  13. 13. Subdivision Regulations: Design Process: Landscape architect or other design professional must follow a prescriptive Conservation Analysis based process: 1. Informational meeting encouraged to discuss conservation & development priorities 2. Conservation Analysis delineates Primary and Secondary Conservation Areas • Contiguity requirement; can be waived 3. Written Conservation Findings specify areas to preserve and develop 4. Subdivision laid out within the Developable Area 5. Planning Board decision; incorporates Conservation Findings
  14. 14. Conservation Analysis and Findings • Identify conservation value areas on the site such as wetlands, significant trees or tracts of forest, steep slopes, habitat, cultural resources or buffer zones.
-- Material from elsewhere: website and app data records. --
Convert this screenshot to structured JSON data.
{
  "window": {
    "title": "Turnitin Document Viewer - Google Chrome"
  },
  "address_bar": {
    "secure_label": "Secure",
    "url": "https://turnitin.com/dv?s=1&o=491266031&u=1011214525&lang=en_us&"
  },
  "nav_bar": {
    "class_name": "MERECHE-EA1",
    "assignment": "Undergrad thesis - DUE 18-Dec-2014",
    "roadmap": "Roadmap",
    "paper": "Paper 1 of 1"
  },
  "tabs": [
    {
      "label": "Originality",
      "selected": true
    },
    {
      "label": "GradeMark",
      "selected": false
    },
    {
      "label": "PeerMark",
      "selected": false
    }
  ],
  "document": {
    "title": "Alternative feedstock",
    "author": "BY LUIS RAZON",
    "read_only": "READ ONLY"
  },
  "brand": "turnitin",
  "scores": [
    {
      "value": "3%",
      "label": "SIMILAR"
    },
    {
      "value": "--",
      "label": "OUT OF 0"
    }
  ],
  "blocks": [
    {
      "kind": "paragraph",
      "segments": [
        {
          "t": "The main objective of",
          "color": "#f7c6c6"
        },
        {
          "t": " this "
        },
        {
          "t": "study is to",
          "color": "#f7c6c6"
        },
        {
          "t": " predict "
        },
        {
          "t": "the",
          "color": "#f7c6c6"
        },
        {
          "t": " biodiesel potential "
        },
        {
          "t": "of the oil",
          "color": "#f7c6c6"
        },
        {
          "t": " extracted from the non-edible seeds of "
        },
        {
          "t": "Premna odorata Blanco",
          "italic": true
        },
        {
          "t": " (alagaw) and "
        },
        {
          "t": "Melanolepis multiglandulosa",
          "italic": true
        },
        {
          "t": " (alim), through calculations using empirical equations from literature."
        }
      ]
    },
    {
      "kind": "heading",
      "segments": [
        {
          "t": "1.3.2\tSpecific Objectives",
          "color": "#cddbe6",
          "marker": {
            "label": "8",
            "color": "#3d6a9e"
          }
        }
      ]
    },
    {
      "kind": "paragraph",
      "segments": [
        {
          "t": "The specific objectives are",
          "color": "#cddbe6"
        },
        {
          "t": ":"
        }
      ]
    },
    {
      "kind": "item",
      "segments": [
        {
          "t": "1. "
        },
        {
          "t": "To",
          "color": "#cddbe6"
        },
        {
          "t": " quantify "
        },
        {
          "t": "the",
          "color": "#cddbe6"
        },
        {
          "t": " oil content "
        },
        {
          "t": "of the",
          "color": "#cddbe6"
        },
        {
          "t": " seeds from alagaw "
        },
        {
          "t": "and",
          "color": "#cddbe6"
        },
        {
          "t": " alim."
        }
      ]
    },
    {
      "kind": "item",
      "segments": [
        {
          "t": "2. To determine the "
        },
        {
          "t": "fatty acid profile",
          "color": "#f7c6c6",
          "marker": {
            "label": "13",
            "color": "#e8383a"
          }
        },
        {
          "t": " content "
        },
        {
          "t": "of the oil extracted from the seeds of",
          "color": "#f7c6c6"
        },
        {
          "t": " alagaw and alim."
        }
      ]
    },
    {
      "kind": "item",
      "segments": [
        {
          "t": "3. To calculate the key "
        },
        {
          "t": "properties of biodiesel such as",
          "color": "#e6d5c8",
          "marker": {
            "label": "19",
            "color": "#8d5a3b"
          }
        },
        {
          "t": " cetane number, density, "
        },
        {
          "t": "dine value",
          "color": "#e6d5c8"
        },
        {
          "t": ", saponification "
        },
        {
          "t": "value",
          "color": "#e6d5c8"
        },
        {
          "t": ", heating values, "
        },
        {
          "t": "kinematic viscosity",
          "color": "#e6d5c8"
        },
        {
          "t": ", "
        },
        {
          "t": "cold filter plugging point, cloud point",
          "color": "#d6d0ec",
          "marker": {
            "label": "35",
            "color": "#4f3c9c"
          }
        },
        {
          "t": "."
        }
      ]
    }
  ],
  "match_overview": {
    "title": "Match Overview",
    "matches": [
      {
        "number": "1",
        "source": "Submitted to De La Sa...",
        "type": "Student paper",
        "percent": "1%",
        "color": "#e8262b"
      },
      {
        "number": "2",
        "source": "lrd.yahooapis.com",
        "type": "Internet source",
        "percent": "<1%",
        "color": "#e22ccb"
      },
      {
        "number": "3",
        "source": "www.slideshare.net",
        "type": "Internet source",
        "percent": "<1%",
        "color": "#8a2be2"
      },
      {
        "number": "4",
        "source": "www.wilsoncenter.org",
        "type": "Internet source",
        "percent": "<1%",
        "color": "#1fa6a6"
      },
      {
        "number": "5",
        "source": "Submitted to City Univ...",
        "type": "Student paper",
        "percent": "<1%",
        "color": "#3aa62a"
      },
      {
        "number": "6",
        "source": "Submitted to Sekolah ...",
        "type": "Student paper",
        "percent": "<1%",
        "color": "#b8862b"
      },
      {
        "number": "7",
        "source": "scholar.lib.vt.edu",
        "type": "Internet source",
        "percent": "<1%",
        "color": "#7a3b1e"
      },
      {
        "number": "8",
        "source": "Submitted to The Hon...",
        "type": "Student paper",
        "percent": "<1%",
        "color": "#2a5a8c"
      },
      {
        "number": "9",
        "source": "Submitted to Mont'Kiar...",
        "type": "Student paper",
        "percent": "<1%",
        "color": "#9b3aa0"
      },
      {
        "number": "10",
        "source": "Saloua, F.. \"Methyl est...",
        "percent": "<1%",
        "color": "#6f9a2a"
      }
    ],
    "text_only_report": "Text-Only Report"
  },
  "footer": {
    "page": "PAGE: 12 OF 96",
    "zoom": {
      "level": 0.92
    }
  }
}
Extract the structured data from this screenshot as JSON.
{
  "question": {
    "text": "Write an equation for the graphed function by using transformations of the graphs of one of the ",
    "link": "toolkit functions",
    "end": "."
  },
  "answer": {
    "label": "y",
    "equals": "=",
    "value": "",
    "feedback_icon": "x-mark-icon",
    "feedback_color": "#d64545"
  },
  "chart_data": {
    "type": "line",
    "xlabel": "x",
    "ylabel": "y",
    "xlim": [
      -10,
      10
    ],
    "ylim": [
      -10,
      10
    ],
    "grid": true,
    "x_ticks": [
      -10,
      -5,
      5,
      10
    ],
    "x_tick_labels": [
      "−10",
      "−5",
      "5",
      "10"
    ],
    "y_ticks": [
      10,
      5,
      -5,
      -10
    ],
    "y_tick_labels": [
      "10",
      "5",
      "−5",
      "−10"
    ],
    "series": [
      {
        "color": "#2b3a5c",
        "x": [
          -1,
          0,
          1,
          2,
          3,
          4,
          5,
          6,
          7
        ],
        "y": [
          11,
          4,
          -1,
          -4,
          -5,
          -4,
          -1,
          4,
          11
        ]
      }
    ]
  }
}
Remove these from the “developable area” • Place houses and roads in the developable area • Memorialize with “conservation findings” incorporated into the subdivision approval
  15. 15. Open Space Plans should guide land conservation in subdivisions
  16. 16. LID Site Design • Conservation of natural hydrology, trees, and vegetation • Minimized impervious surfaces • Dispersal of stormwater runoff • Conservation of stream & wetland buffers • Ecological landscaping #1 AVOID IMPACTS – Preserve Natural Features #2 REDUCE IMPACTS – Reduce Impervious Cover #3 MANAGE IMPACTS – Use Natural Features & Low-Impact Techniques to Manage Stormwater
  17. 17. Site Design Practices • Reduce storm pipes, curbs and gutters • Preserve sensitive soils • Cluster buildings and reduce building footprints • Reduce road widths • Minimize grading • Limit lot disturbance • Reduce impervious surfaces
  18. 18. Source: R. Claytor Source: City of Portland, OR Source: CWP Better Site Design on Roadways and Driveways • Narrower streets • Alternative cul-de-sacs • Shared driveways
  19. 19. Narrow Street 14 houses $24,200 to repave $1,700/house Wide Street 9 houses $40,400 to repave $4,500/house
  20. 20. Vegetated Swales Conveyance, Treatment, Infiltration • Roadside swales (“country drainage”) for lower density and small-scale projects • For small parking lots • Mild side slopes & flat longitudinal slopes • Provides area for snow storage & snowmelt treatment Fully Grown
  21. 21. Rain Gardens/Bioretention
  22. 22. Bioretention Schematic Planting Soil - Primarily Sand Underdrain System Vegetation on Surface Runoff
  23. 23. LID Model Bylaw • Provides incentive for conservation site planning • “Stormwater Credits” reduce the size and number of conventional practices • Requirement to treat stormwater • Expands upon Massachusetts Stormwater Policy by including all land areas (beyond Wetland Protection Act jurisdiction)
  24. 24. Model Stormwater Bylaw 1. Purpose and Intent 2. Authority 3. Scope and Applicability 4. Definitions 5. Administration 6. Permit Procedures and Requirements 7. Performance Standards: LID Criteria 8. Enforcement 9. Surety 10. Construction Inspections 11. Certificate of Completion 12. Perpetual Inspection and Maintenance Appendix A: Example System of LID Credits and Incentives
  25. 25. Integrated Stormwater Management Design Objectives • Runoff reduction • Groundwater recharge • Water quality mitigation • Channel erosion protection • Overbank and extreme flood protection
  26. 26. Kurt Gaertner 617-626-1154 Contact Information :